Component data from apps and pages

________________________

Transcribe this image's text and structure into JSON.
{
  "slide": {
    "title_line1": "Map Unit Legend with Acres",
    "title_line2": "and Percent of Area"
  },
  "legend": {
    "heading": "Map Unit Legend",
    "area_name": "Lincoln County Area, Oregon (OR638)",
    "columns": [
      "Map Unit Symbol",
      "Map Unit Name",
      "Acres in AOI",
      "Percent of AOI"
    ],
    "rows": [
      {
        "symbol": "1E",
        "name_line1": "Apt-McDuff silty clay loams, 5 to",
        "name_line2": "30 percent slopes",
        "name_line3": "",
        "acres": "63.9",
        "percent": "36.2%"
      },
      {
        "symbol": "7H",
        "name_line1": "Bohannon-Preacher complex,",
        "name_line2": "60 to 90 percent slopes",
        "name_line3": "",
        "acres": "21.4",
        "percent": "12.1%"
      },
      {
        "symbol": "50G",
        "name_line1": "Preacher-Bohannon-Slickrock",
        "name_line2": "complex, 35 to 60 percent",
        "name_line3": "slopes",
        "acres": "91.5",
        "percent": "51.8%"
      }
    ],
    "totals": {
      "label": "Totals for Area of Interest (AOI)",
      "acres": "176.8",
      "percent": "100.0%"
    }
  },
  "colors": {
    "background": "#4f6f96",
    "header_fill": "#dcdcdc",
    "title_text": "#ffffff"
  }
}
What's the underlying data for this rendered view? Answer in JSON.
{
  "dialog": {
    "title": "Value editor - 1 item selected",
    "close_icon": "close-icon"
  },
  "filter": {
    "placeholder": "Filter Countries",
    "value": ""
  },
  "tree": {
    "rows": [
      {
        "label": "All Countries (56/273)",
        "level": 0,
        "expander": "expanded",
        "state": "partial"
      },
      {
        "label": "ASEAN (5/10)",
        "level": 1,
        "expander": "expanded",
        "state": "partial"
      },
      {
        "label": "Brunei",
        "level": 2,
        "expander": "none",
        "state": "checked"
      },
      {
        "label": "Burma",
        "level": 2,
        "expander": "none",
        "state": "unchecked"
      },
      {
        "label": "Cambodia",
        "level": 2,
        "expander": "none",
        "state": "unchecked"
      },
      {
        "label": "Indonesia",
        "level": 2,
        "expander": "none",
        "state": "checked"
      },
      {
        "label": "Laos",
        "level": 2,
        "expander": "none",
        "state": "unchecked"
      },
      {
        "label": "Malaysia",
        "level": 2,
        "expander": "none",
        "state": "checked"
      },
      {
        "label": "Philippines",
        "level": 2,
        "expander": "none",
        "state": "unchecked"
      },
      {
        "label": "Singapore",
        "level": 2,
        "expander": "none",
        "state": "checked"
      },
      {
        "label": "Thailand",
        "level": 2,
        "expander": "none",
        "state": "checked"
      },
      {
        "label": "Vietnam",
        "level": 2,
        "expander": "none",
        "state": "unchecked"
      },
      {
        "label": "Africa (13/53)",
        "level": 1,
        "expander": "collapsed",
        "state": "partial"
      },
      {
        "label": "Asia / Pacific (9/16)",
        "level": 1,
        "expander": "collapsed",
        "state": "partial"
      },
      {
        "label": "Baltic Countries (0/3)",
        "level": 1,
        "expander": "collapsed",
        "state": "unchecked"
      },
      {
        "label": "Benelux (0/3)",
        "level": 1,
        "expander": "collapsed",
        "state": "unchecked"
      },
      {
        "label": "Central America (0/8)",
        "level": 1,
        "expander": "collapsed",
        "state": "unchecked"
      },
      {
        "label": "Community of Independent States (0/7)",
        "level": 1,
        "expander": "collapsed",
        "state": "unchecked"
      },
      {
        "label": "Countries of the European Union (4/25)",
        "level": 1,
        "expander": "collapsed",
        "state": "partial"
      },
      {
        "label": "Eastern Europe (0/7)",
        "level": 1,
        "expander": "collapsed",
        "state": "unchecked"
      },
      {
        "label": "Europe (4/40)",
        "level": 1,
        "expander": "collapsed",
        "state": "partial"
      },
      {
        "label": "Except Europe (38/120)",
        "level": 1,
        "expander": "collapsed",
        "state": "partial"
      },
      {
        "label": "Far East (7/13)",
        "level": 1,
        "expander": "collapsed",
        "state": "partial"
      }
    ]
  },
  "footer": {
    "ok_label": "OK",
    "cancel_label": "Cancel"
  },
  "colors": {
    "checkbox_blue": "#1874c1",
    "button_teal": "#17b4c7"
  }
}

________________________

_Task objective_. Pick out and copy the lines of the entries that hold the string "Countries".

_Finished task_.
    "placeholder": "Filter Countries",
        "label": "All Countries (56/273)",
        "label": "Baltic Countries (0/3)",
        "label": "Countries of the European Union (4/25)",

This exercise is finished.